PTSD (Post Traumatic Stress Disorder) is a disorder that takes root when a person experiences a traumatic event. It is one of the disorders that is commonly seen co-occurring with addiction, and over half of men who have PTSD also suffer from an addiction. PTSD has been around for as long as stress has, but it hasn’t always been called this, and it hasn’t always been formally recognized by the medical community.
Victims of rape or other instances of violence, victims of tragic accidents, and soldiers are a few examples of people who tend to exhibit PTSD. Veterans of war who come home with this disorder have brought it to the forefront of the scientific community, helping to provide insight, information, and treatment options for those who need help.
Origins of PTSD Understanding
While doctors, therapists and society as a whole have recognized that stress and trauma can cause serious problems for a very long time, they haven’t been able to pin down the details until very recently. Is this a physiological or psychological problem? What is the exact cause of it? How can we treat it? As medical professionals have strived to answer these questions, the perspective, treatment, and even the name for PTSD has shifted.
During the Victorian Era, doctors were really working hard to determine a cause for PTSD. Civil War veterans were diagnosed with Soldier’s Heart, named for the heart palpitations and shortness of breath brought on by the anxiety associated with PTSD. In the civilian sector, Hysteria was the common name for the nervousness and neurosis of what we would now call PTSD. Railroad accidents that became common in the later part of the 1800s were thought to cause Railway Spine or Compensation sickness. Doctors thought the accident had actually damaged the spine of victims, leaving them unable to manage stress.

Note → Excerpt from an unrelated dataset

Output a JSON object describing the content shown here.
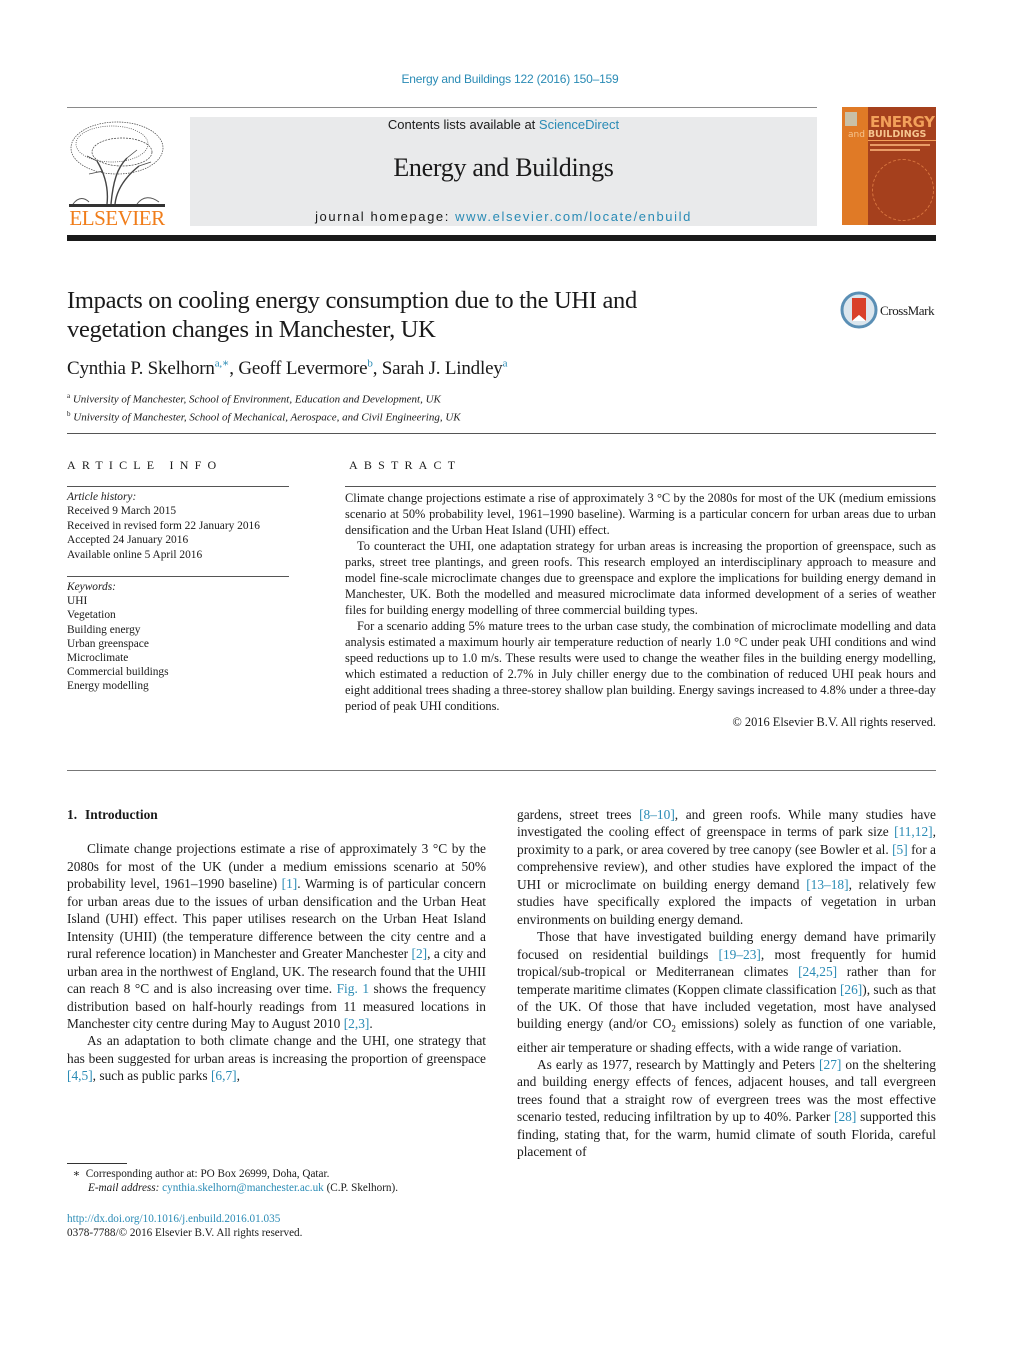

The major wars of the 20th century saw a lot of men coming home with PTSD, and each conflict brought about a new surge of effort in trying to treat the disorder, and a new name came along with it. WWI vets were diagnosed with Shell Shock, WWII and Korean vets were thought to have Combat Fatigue, and Vietnam vets were treated for Stress Response Syndrome. These disorders were all thought to be temporary, and probably a result from actual physical trauma to the brain.
The Post-Vietnam era saw professionals making great strides in pinning down PTSD. Greater understanding of mental disorders, and taking the long-view of the problem opened up extended treatment options. Those suffering from PTSD today still find limited resources for help, but the help they can find is administered by much more knowledgeable professionals who are equipped with more effective tools than ever before for treating the disorder, and the co-occurring addiction that often accompanies it.